At one point in the speech, a counter-demonstrator directly confronted Messen, who continued to speak into the megaphone with two officers by his side. At another point, counter-demonstrators with flags stood in front of Messen and created a circle around him. Throughout the afternoon, officers and fellow demonstrators protected Messen from any potential hostile action.

“We stand here, because we care deeply about America’s fate and because we will not lamely step aside and watch you turn back the clock to your ‘Great America’ of the early 1800s,” Messen wrote in his speech. “You will have to wrench our rights from us. This nation won’t come together if you threaten us. We will dissent as boldly as we can.”

After Messen finished reading, Hanson addressed the crowd about Messen’s right to burn the flag. He said that while Messen has a right to burn the flag, he must approach that right with responsibility. Furthermore, that right was secured by the efforts of America’s armed services, he said.

Messen then thanked the crowd and asked the protestors to reach out to him via email with questions about his beliefs. He was then escorted by officers off the Green. Meanwhile, demonstrators who stood with Messen remained on the Green to continue the discussion with the community members, veterans and other students.

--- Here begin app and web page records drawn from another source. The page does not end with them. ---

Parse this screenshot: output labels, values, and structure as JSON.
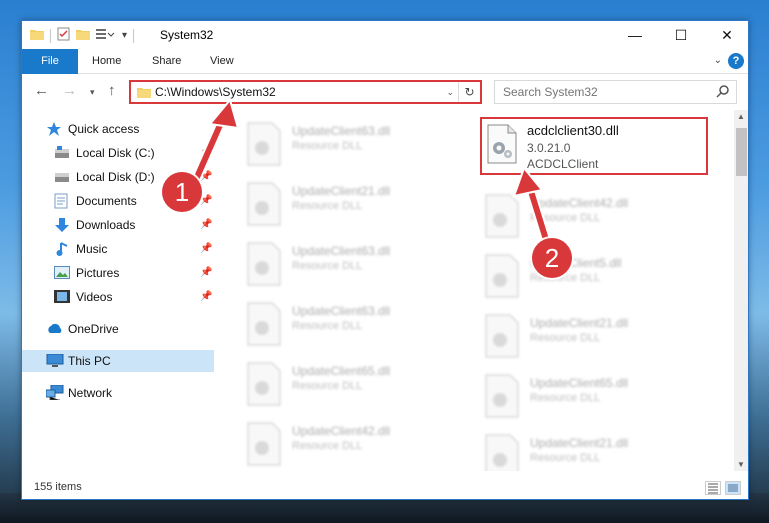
{
  "window": {
    "title": "System32",
    "controls": {
      "minimize": "—",
      "maximize": "☐",
      "close": "✕"
    }
  },
  "ribbon": {
    "tabs": [
      "File",
      "Home",
      "Share",
      "View"
    ],
    "expand_glyph": "⌄",
    "help_glyph": "?"
  },
  "nav": {
    "address_path": "C:\\Windows\\System32",
    "search_placeholder": "Search System32"
  },
  "sidebar": {
    "items": [
      {
        "label": "Quick access",
        "icon": "star-icon",
        "pinned": false
      },
      {
        "label": "Local Disk (C:)",
        "icon": "drive-icon",
        "pinned": true
      },
      {
        "label": "Local Disk (D:)",
        "icon": "drive-icon",
        "pinned": true
      },
      {
        "label": "Documents",
        "icon": "documents-icon",
        "pinned": true
      },
      {
        "label": "Downloads",
        "icon": "downloads-icon",
        "pinned": true
      },
      {
        "label": "Music",
        "icon": "music-icon",
        "pinned": true
      },
      {
        "label": "Pictures",
        "icon": "pictures-icon",
        "pinned": true
      },
      {
        "label": "Videos",
        "icon": "videos-icon",
        "pinned": true
      },
      {
        "label": "OneDrive",
        "icon": "onedrive-icon",
        "pinned": false
      },
      {
        "label": "This PC",
        "icon": "computer-icon",
        "pinned": false,
        "selected": true
      },
      {
        "label": "Network",
        "icon": "network-icon",
        "pinned": false
      }
    ]
  },
  "files": {
    "highlighted": {
      "name": "acdclclient30.dll",
      "version": "3.0.21.0",
      "description": "ACDCLClient"
    },
    "blurred_left": [
      {
        "name": "UpdateClient63.dll",
        "type": "Resource DLL"
      },
      {
        "name": "UpdateClient21.dll",
        "type": "Resource DLL"
      },
      {
        "name": "UpdateClient63.dll",
        "type": "Resource DLL"
      },
      {
        "name": "UpdateClient63.dll",
        "type": "Resource DLL"
      },
      {
        "name": "UpdateClient65.dll",
        "type": "Resource DLL"
      },
      {
        "name": "UpdateClient42.dll",
        "type": "Resource DLL"
      }
    ],
    "blurred_right": [
      {
        "name": "UpdateClient42.dll",
        "type": "Resource DLL"
      },
      {
        "name": "UpdateClient5.dll",
        "type": "Resource DLL"
      },
      {
        "name": "UpdateClient21.dll",
        "type": "Resource DLL"
      },
      {
        "name": "UpdateClient65.dll",
        "type": "Resource DLL"
      },
      {
        "name": "UpdateClient21.dll",
        "type": "Resource DLL"
      }
    ]
  },
  "status": {
    "item_count": "155 items"
  },
  "annotations": {
    "step1": "1",
    "step2": "2"
  },
  "colors": {
    "accent": "#1979ca",
    "highlight_border": "#d9383a",
    "selected_bg": "#cce4f7"
  }
}
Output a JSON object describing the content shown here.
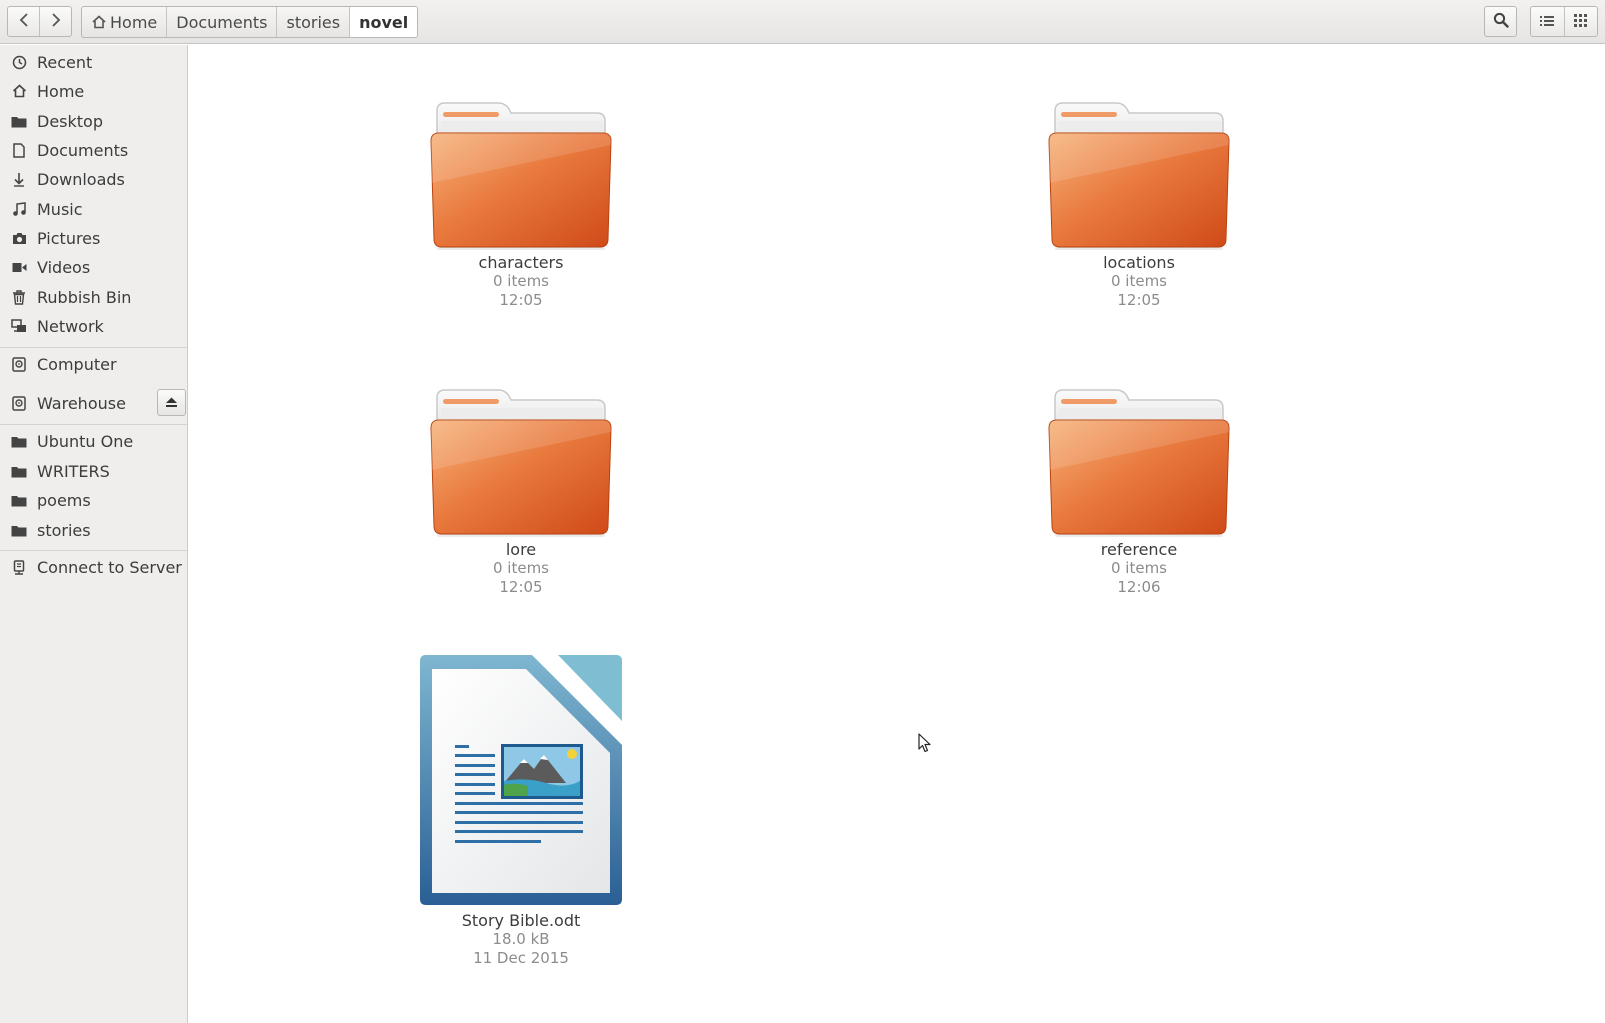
{
  "toolbar": {
    "back_icon": "chevron-left-icon",
    "forward_icon": "chevron-right-icon",
    "breadcrumbs": [
      "Home",
      "Documents",
      "stories",
      "novel"
    ],
    "search_icon": "search-icon",
    "list_view_icon": "list-view-icon",
    "grid_view_icon": "grid-view-icon"
  },
  "sidebar": {
    "places": [
      {
        "label": "Recent",
        "icon": "clock-icon"
      },
      {
        "label": "Home",
        "icon": "home-icon"
      },
      {
        "label": "Desktop",
        "icon": "folder-icon"
      },
      {
        "label": "Documents",
        "icon": "document-icon"
      },
      {
        "label": "Downloads",
        "icon": "download-icon"
      },
      {
        "label": "Music",
        "icon": "music-icon"
      },
      {
        "label": "Pictures",
        "icon": "camera-icon"
      },
      {
        "label": "Videos",
        "icon": "video-icon"
      },
      {
        "label": "Rubbish Bin",
        "icon": "trash-icon"
      },
      {
        "label": "Network",
        "icon": "network-icon"
      }
    ],
    "devices": [
      {
        "label": "Computer",
        "icon": "drive-icon"
      },
      {
        "label": "Warehouse",
        "icon": "drive-icon"
      }
    ],
    "bookmarks": [
      {
        "label": "Ubuntu One",
        "icon": "folder-icon"
      },
      {
        "label": "WRITERS",
        "icon": "folder-icon"
      },
      {
        "label": "poems",
        "icon": "folder-icon"
      },
      {
        "label": "stories",
        "icon": "folder-icon"
      }
    ],
    "other": [
      {
        "label": "Connect to Server",
        "icon": "server-icon"
      }
    ]
  },
  "files": [
    {
      "name": "characters",
      "line1": "0 items",
      "line2": "12:05",
      "type": "folder"
    },
    {
      "name": "locations",
      "line1": "0 items",
      "line2": "12:05",
      "type": "folder"
    },
    {
      "name": "lore",
      "line1": "0 items",
      "line2": "12:05",
      "type": "folder"
    },
    {
      "name": "reference",
      "line1": "0 items",
      "line2": "12:06",
      "type": "folder"
    },
    {
      "name": "Story Bible.odt",
      "line1": "18.0 kB",
      "line2": "11 Dec 2015",
      "type": "odt-document"
    }
  ],
  "colors": {
    "folder_orange": "#e0622a",
    "folder_light": "#f4a265",
    "odt_blue": "#2f6fa6"
  }
}
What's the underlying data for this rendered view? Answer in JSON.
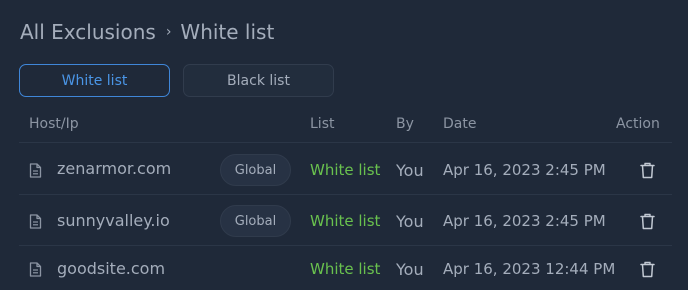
{
  "breadcrumb": {
    "root": "All Exclusions",
    "separator": "›",
    "current": "White list"
  },
  "tabs": [
    {
      "label": "White list",
      "active": true
    },
    {
      "label": "Black list",
      "active": false
    }
  ],
  "table": {
    "columns": {
      "host": "Host/Ip",
      "list": "List",
      "by": "By",
      "date": "Date",
      "action": "Action"
    },
    "rows": [
      {
        "host": "zenarmor.com",
        "scope": "Global",
        "list": "White list",
        "by": "You",
        "date": "Apr 16, 2023 2:45 PM"
      },
      {
        "host": "sunnyvalley.io",
        "scope": "Global",
        "list": "White list",
        "by": "You",
        "date": "Apr 16, 2023 2:45 PM"
      },
      {
        "host": "goodsite.com",
        "scope": null,
        "list": "White list",
        "by": "You",
        "date": "Apr 16, 2023 12:44 PM"
      }
    ]
  },
  "icons": {
    "row_icon": "document-icon",
    "action_icon": "trash-icon"
  },
  "colors": {
    "background": "#1f2939",
    "accent": "#4a95e6",
    "list_green": "#69c14e",
    "text": "#a4adbb"
  }
}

After leaving the Green, Messen met with Skip Rollins, a member of Rolling Thunder and a New Hampshire House of Representatives state representative, in a Collis conference room. Rollins, a “gold-star” parent — a parent who has had a child die in the military ­— spoke about his son, U.S. Army Specialist Justin Rollins, who lost his life fighting in Iraq, Messen said. The two discussed the respect associated with the flag and the right to burn it. After concluding their discussion, they exchanged emails and mentioned the possibility of working together to help veterans in the future, Messen said.

Messen left the demonstration still undecided on whether he made the right decision not to burn the flag.

“I recognize that they have a different relationship to the flag, but the fact alone that I would burn it does not mean that I disregard their concerns or that I don’t respect what the flag means to them,” Messen said in an interview. “To me, the flag ought to represent the values of a liberal democratic republic devoid of any ethnic or religious affiliation, which divide more than unite.”

Ultimately though, Messen saw his demonstration as a success due to the resulting dialogue.

“I think [the discussion was] a success because it sparked a kind of political engagement that’s more than just writing something on Facebook or watching a TV show,” Messen said. “It’s people taking responsibility for their beliefs. Because everyone felt so passionately about this, people went out and voiced their opinion.”